**Task data**:
§ §
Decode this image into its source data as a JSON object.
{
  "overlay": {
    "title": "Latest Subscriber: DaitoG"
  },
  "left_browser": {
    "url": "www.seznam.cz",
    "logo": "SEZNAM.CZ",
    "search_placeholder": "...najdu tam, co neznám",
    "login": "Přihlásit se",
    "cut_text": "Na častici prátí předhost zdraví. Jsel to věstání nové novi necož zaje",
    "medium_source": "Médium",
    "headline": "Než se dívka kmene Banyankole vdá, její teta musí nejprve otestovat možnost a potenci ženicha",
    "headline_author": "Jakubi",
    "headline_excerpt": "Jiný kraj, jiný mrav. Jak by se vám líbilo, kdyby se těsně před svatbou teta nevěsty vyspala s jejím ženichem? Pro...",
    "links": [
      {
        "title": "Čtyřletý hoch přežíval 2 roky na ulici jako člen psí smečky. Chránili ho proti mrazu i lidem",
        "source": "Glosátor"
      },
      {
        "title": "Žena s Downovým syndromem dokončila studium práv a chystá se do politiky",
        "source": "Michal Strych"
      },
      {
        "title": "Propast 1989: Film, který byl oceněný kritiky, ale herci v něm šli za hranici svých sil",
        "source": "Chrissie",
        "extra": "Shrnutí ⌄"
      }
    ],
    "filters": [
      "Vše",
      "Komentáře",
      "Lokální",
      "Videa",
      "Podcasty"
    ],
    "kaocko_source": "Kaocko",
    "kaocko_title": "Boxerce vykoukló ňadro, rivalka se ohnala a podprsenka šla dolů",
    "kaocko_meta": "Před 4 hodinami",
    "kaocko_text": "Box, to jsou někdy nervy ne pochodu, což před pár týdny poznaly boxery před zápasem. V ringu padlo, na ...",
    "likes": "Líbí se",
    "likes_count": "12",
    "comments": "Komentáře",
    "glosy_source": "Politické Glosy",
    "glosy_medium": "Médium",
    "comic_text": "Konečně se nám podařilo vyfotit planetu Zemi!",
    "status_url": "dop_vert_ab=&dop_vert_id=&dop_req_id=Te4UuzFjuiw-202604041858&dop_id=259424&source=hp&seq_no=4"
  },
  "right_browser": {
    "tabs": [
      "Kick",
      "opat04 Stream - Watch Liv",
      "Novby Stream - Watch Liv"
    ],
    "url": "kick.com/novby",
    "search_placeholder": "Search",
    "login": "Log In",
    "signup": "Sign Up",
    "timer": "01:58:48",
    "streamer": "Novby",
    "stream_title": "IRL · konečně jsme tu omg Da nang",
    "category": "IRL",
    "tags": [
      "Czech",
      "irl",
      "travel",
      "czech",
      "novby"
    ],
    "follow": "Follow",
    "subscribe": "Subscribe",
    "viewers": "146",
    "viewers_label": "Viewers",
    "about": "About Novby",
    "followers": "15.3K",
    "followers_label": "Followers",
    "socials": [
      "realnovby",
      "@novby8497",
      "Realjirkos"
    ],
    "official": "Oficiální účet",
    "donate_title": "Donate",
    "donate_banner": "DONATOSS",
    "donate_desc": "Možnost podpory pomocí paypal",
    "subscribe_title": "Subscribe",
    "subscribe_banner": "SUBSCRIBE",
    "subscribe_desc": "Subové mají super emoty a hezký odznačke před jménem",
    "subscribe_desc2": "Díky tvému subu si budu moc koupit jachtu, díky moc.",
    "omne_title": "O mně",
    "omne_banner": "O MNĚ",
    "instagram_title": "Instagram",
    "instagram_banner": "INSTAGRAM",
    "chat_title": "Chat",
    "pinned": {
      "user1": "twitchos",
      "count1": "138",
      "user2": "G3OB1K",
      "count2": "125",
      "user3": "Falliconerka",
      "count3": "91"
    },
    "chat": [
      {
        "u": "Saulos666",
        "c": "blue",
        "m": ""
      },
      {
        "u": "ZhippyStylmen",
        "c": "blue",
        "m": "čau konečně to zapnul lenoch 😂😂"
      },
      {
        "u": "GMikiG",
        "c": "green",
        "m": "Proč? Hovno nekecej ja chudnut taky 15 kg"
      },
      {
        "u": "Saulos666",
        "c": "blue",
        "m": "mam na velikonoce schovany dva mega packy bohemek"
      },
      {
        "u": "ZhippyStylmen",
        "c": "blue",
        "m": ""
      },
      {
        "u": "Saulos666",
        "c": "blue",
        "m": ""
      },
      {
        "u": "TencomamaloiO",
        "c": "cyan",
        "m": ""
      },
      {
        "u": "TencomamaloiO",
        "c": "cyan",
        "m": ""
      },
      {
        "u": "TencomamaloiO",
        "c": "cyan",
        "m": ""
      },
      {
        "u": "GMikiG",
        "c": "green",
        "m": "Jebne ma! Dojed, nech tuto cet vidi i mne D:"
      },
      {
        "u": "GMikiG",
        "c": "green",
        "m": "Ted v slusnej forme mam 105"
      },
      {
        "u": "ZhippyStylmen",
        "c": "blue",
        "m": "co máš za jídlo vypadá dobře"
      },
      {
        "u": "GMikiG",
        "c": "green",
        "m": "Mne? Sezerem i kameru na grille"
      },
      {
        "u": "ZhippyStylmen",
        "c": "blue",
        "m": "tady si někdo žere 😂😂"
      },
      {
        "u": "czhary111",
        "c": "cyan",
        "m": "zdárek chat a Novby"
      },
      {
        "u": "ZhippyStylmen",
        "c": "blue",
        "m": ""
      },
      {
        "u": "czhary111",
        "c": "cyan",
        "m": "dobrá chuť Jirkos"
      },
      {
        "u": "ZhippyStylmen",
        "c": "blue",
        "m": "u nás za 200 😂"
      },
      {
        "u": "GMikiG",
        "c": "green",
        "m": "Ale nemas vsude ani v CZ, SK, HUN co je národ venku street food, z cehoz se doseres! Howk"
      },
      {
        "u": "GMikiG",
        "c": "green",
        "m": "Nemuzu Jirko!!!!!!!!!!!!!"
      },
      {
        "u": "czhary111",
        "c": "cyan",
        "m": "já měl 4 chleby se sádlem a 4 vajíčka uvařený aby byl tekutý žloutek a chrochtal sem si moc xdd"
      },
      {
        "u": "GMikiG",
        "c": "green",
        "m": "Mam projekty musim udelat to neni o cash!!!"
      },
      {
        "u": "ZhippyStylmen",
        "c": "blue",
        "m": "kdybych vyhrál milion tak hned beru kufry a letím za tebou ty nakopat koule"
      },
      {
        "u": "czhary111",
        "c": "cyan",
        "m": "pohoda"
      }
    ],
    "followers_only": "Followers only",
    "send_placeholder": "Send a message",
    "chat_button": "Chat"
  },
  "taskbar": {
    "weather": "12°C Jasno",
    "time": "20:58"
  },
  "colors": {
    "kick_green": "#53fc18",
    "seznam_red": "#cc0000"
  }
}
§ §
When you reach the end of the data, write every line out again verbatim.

Decode this image into its source data as a JSON object.
{
  "overlay": {
    "title": "Latest Subscriber: DaitoG"
  },
  "left_browser": {
    "url": "www.seznam.cz",
    "logo": "SEZNAM.CZ",
    "search_placeholder": "...najdu tam, co neznám",
    "login": "Přihlásit se",
    "cut_text": "Na častici prátí předhost zdraví. Jsel to věstání nové novi necož zaje",
    "medium_source": "Médium",
    "headline": "Než se dívka kmene Banyankole vdá, její teta musí nejprve otestovat možnost a potenci ženicha",
    "headline_author": "Jakubi",
    "headline_excerpt": "Jiný kraj, jiný mrav. Jak by se vám líbilo, kdyby se těsně před svatbou teta nevěsty vyspala s jejím ženichem? Pro...",
    "links": [
      {
        "title": "Čtyřletý hoch přežíval 2 roky na ulici jako člen psí smečky. Chránili ho proti mrazu i lidem",
        "source": "Glosátor"
      },
      {
        "title": "Žena s Downovým syndromem dokončila studium práv a chystá se do politiky",
        "source": "Michal Strych"
      },
      {
        "title": "Propast 1989: Film, který byl oceněný kritiky, ale herci v něm šli za hranici svých sil",
        "source": "Chrissie",
        "extra": "Shrnutí ⌄"
      }
    ],
    "filters": [
      "Vše",
      "Komentáře",
      "Lokální",
      "Videa",
      "Podcasty"
    ],
    "kaocko_source": "Kaocko",
    "kaocko_title": "Boxerce vykoukló ňadro, rivalka se ohnala a podprsenka šla dolů",
    "kaocko_meta": "Před 4 hodinami",
    "kaocko_text": "Box, to jsou někdy nervy ne pochodu, což před pár týdny poznaly boxery před zápasem. V ringu padlo, na ...",
    "likes": "Líbí se",
    "likes_count": "12",
    "comments": "Komentáře",
    "glosy_source": "Politické Glosy",
    "glosy_medium": "Médium",
    "comic_text": "Konečně se nám podařilo vyfotit planetu Zemi!",
    "status_url": "dop_vert_ab=&dop_vert_id=&dop_req_id=Te4UuzFjuiw-202604041858&dop_id=259424&source=hp&seq_no=4"
  },
  "right_browser": {
    "tabs": [
      "Kick",
      "opat04 Stream - Watch Liv",
      "Novby Stream - Watch Liv"
    ],
    "url": "kick.com/novby",
    "search_placeholder": "Search",
    "login": "Log In",
    "signup": "Sign Up",
    "timer": "01:58:48",
    "streamer": "Novby",
    "stream_title": "IRL · konečně jsme tu omg Da nang",
    "category": "IRL",
    "tags": [
      "Czech",
      "irl",
      "travel",
      "czech",
      "novby"
    ],
    "follow": "Follow",
    "subscribe": "Subscribe",
    "viewers": "146",
    "viewers_label": "Viewers",
    "about": "About Novby",
    "followers": "15.3K",
    "followers_label": "Followers",
    "socials": [
      "realnovby",
      "@novby8497",
      "Realjirkos"
    ],
    "official": "Oficiální účet",
    "donate_title": "Donate",
    "donate_banner": "DONATOSS",
    "donate_desc": "Možnost podpory pomocí paypal",
    "subscribe_title": "Subscribe",
    "subscribe_banner": "SUBSCRIBE",
    "subscribe_desc": "Subové mají super emoty a hezký odznačke před jménem",
    "subscribe_desc2": "Díky tvému subu si budu moc koupit jachtu, díky moc.",
    "omne_title": "O mně",
    "omne_banner": "O MNĚ",
    "instagram_title": "Instagram",
    "instagram_banner": "INSTAGRAM",
    "chat_title": "Chat",
    "pinned": {
      "user1": "twitchos",
      "count1": "138",
      "user2": "G3OB1K",
      "count2": "125",
      "user3": "Falliconerka",
      "count3": "91"
    },
    "chat": [
      {
        "u": "Saulos666",
        "c": "blue",
        "m": ""
      },
      {
        "u": "ZhippyStylmen",
        "c": "blue",
        "m": "čau konečně to zapnul lenoch 😂😂"
      },
      {
        "u": "GMikiG",
        "c": "green",
        "m": "Proč? Hovno nekecej ja chudnut taky 15 kg"
      },
      {
        "u": "Saulos666",
        "c": "blue",
        "m": "mam na velikonoce schovany dva mega packy bohemek"
      },
      {
        "u": "ZhippyStylmen",
        "c": "blue",
        "m": ""
      },
      {
        "u": "Saulos666",
        "c": "blue",
        "m": ""
      },
      {
        "u": "TencomamaloiO",
        "c": "cyan",
        "m": ""
      },
      {
        "u": "TencomamaloiO",
        "c": "cyan",
        "m": ""
      },
      {
        "u": "TencomamaloiO",
        "c": "cyan",
        "m": ""
      },
      {
        "u": "GMikiG",
        "c": "green",
        "m": "Jebne ma! Dojed, nech tuto cet vidi i mne D:"
      },
      {
        "u": "GMikiG",
        "c": "green",
        "m": "Ted v slusnej forme mam 105"
      },
      {
        "u": "ZhippyStylmen",
        "c": "blue",
        "m": "co máš za jídlo vypadá dobře"
      },
      {
        "u": "GMikiG",
        "c": "green",
        "m": "Mne? Sezerem i kameru na grille"
      },
      {
        "u": "ZhippyStylmen",
        "c": "blue",
        "m": "tady si někdo žere 😂😂"
      },
      {
        "u": "czhary111",
        "c": "cyan",
        "m": "zdárek chat a Novby"
      },
      {
        "u": "ZhippyStylmen",
        "c": "blue",
        "m": ""
      },
      {
        "u": "czhary111",
        "c": "cyan",
        "m": "dobrá chuť Jirkos"
      },
      {
        "u": "ZhippyStylmen",
        "c": "blue",
        "m": "u nás za 200 😂"
      },
      {
        "u": "GMikiG",
        "c": "green",
        "m": "Ale nemas vsude ani v CZ, SK, HUN co je národ venku street food, z cehoz se doseres! Howk"
      },
      {
        "u": "GMikiG",
        "c": "green",
        "m": "Nemuzu Jirko!!!!!!!!!!!!!"
      },
      {
        "u": "czhary111",
        "c": "cyan",
        "m": "já měl 4 chleby se sádlem a 4 vajíčka uvařený aby byl tekutý žloutek a chrochtal sem si moc xdd"
      },
      {
        "u": "GMikiG",
        "c": "green",
        "m": "Mam projekty musim udelat to neni o cash!!!"
      },
      {
        "u": "ZhippyStylmen",
        "c": "blue",
        "m": "kdybych vyhrál milion tak hned beru kufry a letím za tebou ty nakopat koule"
      },
      {
        "u": "czhary111",
        "c": "cyan",
        "m": "pohoda"
      }
    ],
    "followers_only": "Followers only",
    "send_placeholder": "Send a message",
    "chat_button": "Chat"
  },
  "taskbar": {
    "weather": "12°C Jasno",
    "time": "20:58"
  },
  "colors": {
    "kick_green": "#53fc18",
    "seznam_red": "#cc0000"
  }
}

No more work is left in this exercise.